* **Available data**
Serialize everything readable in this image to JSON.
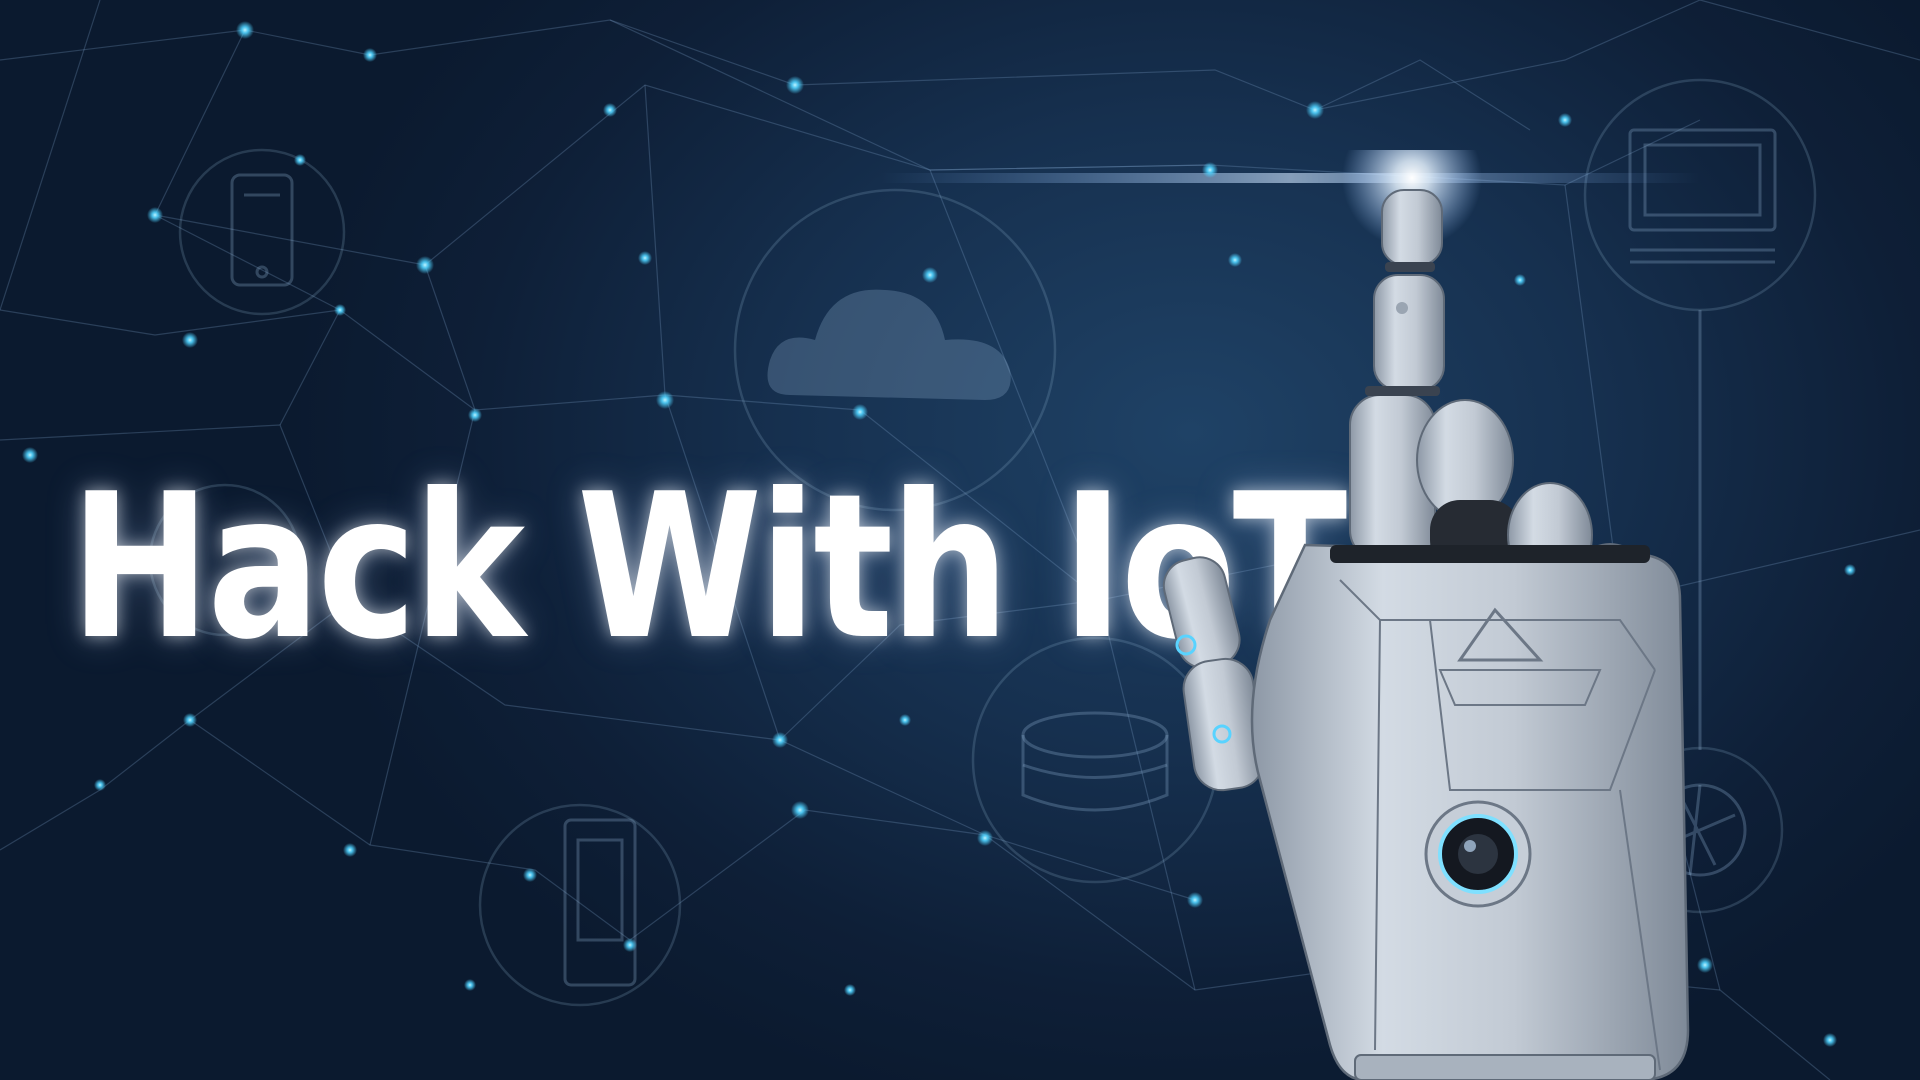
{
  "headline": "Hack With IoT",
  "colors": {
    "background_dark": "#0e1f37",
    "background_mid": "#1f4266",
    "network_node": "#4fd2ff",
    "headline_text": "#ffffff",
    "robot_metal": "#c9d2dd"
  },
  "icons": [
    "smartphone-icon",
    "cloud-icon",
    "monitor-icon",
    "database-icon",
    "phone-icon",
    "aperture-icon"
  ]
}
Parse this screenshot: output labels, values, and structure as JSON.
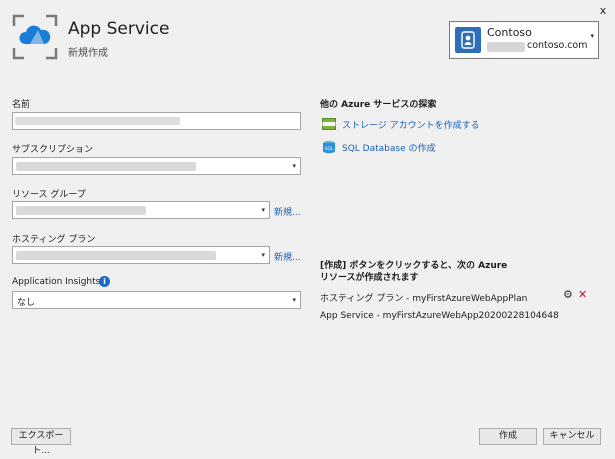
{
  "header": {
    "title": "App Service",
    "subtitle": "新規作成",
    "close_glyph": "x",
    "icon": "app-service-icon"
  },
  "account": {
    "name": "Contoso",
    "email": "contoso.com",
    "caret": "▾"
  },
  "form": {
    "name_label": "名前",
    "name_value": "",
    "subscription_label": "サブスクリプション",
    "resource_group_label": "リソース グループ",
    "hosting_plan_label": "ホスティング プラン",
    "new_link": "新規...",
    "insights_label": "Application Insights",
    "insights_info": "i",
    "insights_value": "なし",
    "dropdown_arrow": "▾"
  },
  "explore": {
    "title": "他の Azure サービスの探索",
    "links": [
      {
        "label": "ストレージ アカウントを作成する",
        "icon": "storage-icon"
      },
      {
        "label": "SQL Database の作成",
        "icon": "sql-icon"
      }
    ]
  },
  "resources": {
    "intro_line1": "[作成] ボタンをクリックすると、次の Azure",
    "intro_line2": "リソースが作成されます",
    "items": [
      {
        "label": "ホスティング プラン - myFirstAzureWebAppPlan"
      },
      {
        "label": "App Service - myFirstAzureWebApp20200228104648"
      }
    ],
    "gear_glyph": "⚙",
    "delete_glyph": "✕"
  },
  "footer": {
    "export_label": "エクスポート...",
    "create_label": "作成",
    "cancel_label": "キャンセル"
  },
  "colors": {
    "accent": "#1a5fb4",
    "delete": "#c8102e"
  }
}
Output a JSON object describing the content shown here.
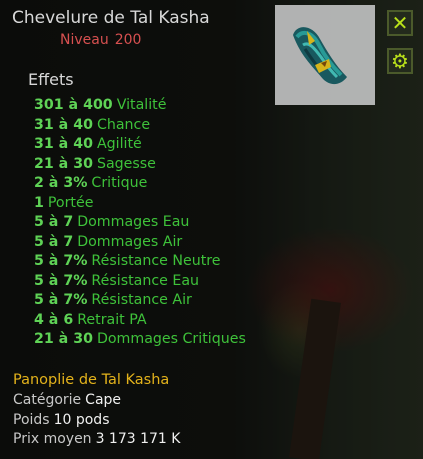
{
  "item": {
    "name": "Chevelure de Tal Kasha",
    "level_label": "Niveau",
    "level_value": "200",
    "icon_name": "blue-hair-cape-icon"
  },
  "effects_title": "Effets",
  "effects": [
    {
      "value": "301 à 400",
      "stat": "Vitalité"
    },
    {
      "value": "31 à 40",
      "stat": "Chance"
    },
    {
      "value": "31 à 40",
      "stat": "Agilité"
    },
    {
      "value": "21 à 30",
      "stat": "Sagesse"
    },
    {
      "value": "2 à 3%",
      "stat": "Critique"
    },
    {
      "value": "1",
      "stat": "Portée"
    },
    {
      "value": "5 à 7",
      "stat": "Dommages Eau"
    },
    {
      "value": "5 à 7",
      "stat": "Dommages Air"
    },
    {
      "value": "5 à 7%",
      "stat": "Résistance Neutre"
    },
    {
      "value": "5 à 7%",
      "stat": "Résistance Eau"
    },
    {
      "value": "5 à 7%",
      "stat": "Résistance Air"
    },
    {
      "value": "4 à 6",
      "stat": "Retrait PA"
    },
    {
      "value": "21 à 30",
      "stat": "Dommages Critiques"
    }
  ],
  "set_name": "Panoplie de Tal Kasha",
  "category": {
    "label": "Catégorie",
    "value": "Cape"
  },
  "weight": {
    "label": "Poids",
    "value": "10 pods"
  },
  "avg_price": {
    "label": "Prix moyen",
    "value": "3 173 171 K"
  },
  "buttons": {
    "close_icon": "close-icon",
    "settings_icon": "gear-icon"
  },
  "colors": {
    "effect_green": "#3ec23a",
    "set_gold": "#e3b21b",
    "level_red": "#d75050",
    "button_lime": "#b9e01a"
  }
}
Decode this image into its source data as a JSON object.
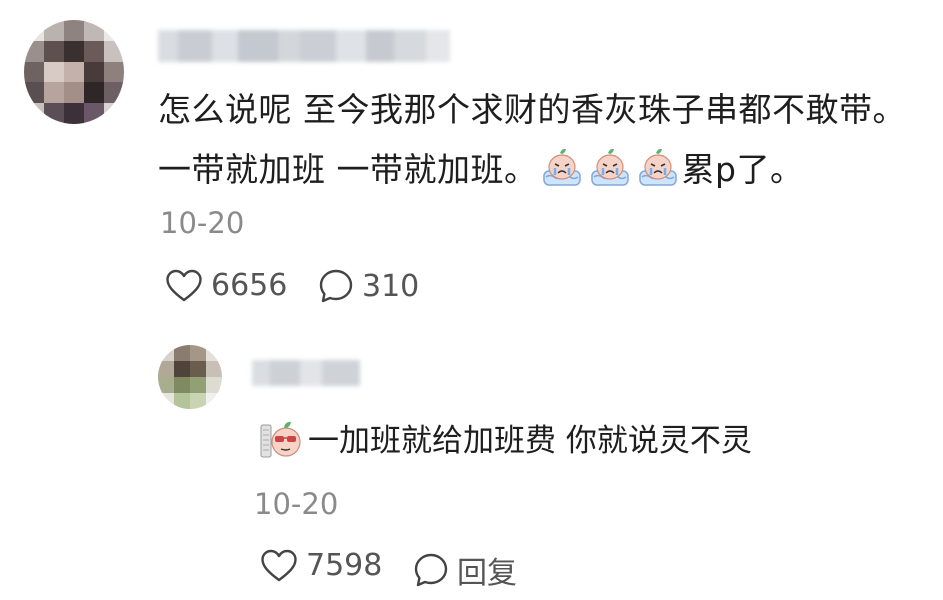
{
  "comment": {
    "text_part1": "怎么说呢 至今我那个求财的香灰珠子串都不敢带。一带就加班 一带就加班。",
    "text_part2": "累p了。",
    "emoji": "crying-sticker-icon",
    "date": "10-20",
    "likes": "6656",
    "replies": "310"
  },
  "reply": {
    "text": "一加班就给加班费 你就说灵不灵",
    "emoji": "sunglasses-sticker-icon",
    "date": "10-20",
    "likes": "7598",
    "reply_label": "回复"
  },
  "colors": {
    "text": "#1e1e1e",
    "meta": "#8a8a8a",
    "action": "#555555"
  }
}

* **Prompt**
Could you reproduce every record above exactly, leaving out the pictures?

* **Completed task**
Serialize everything readable in this image to JSON.
{
  "headline": "Hack With IoT",
  "colors": {
    "background_dark": "#0e1f37",
    "background_mid": "#1f4266",
    "network_node": "#4fd2ff",
    "headline_text": "#ffffff",
    "robot_metal": "#c9d2dd"
  },
  "icons": [
    "smartphone-icon",
    "cloud-icon",
    "monitor-icon",
    "database-icon",
    "phone-icon",
    "aperture-icon"
  ]
}
Parse this screenshot: output labels, values, and structure as JSON.
{
  "header": {
    "title": "App Service",
    "subtitle": "新規作成",
    "close_glyph": "x",
    "icon": "app-service-icon"
  },
  "account": {
    "name": "Contoso",
    "email": "contoso.com",
    "caret": "▾"
  },
  "form": {
    "name_label": "名前",
    "name_value": "",
    "subscription_label": "サブスクリプション",
    "resource_group_label": "リソース グループ",
    "hosting_plan_label": "ホスティング プラン",
    "new_link": "新規...",
    "insights_label": "Application Insights",
    "insights_info": "i",
    "insights_value": "なし",
    "dropdown_arrow": "▾"
  },
  "explore": {
    "title": "他の Azure サービスの探索",
    "links": [
      {
        "label": "ストレージ アカウントを作成する",
        "icon": "storage-icon"
      },
      {
        "label": "SQL Database の作成",
        "icon": "sql-icon"
      }
    ]
  },
  "resources": {
    "intro_line1": "[作成] ボタンをクリックすると、次の Azure",
    "intro_line2": "リソースが作成されます",
    "items": [
      {
        "label": "ホスティング プラン - myFirstAzureWebAppPlan"
      },
      {
        "label": "App Service - myFirstAzureWebApp20200228104648"
      }
    ],
    "gear_glyph": "⚙",
    "delete_glyph": "✕"
  },
  "footer": {
    "export_label": "エクスポート...",
    "create_label": "作成",
    "cancel_label": "キャンセル"
  },
  "colors": {
    "accent": "#1a5fb4",
    "delete": "#c8102e"
  }
}
Output a JSON object describing the content shown here.
{
  "item": {
    "name": "Chevelure de Tal Kasha",
    "level_label": "Niveau",
    "level_value": "200",
    "icon_name": "blue-hair-cape-icon"
  },
  "effects_title": "Effets",
  "effects": [
    {
      "value": "301 à 400",
      "stat": "Vitalité"
    },
    {
      "value": "31 à 40",
      "stat": "Chance"
    },
    {
      "value": "31 à 40",
      "stat": "Agilité"
    },
    {
      "value": "21 à 30",
      "stat": "Sagesse"
    },
    {
      "value": "2 à 3%",
      "stat": "Critique"
    },
    {
      "value": "1",
      "stat": "Portée"
    },
    {
      "value": "5 à 7",
      "stat": "Dommages Eau"
    },
    {
      "value": "5 à 7",
      "stat": "Dommages Air"
    },
    {
      "value": "5 à 7%",
      "stat": "Résistance Neutre"
    },
    {
      "value": "5 à 7%",
      "stat": "Résistance Eau"
    },
    {
      "value": "5 à 7%",
      "stat": "Résistance Air"
    },
    {
      "value": "4 à 6",
      "stat": "Retrait PA"
    },
    {
      "value": "21 à 30",
      "stat": "Dommages Critiques"
    }
  ],
  "set_name": "Panoplie de Tal Kasha",
  "category": {
    "label": "Catégorie",
    "value": "Cape"
  },
  "weight": {
    "label": "Poids",
    "value": "10 pods"
  },
  "avg_price": {
    "label": "Prix moyen",
    "value": "3 173 171 K"
  },
  "buttons": {
    "close_icon": "close-icon",
    "settings_icon": "gear-icon"
  },
  "colors": {
    "effect_green": "#3ec23a",
    "set_gold": "#e3b21b",
    "level_red": "#d75050",
    "button_lime": "#b9e01a"
  }
}
Decode this image into its source data as a JSON object.
{
  "comment": {
    "text_part1": "怎么说呢 至今我那个求财的香灰珠子串都不敢带。一带就加班 一带就加班。",
    "text_part2": "累p了。",
    "emoji": "crying-sticker-icon",
    "date": "10-20",
    "likes": "6656",
    "replies": "310"
  },
  "reply": {
    "text": "一加班就给加班费 你就说灵不灵",
    "emoji": "sunglasses-sticker-icon",
    "date": "10-20",
    "likes": "7598",
    "reply_label": "回复"
  },
  "colors": {
    "text": "#1e1e1e",
    "meta": "#8a8a8a",
    "action": "#555555"
  }
}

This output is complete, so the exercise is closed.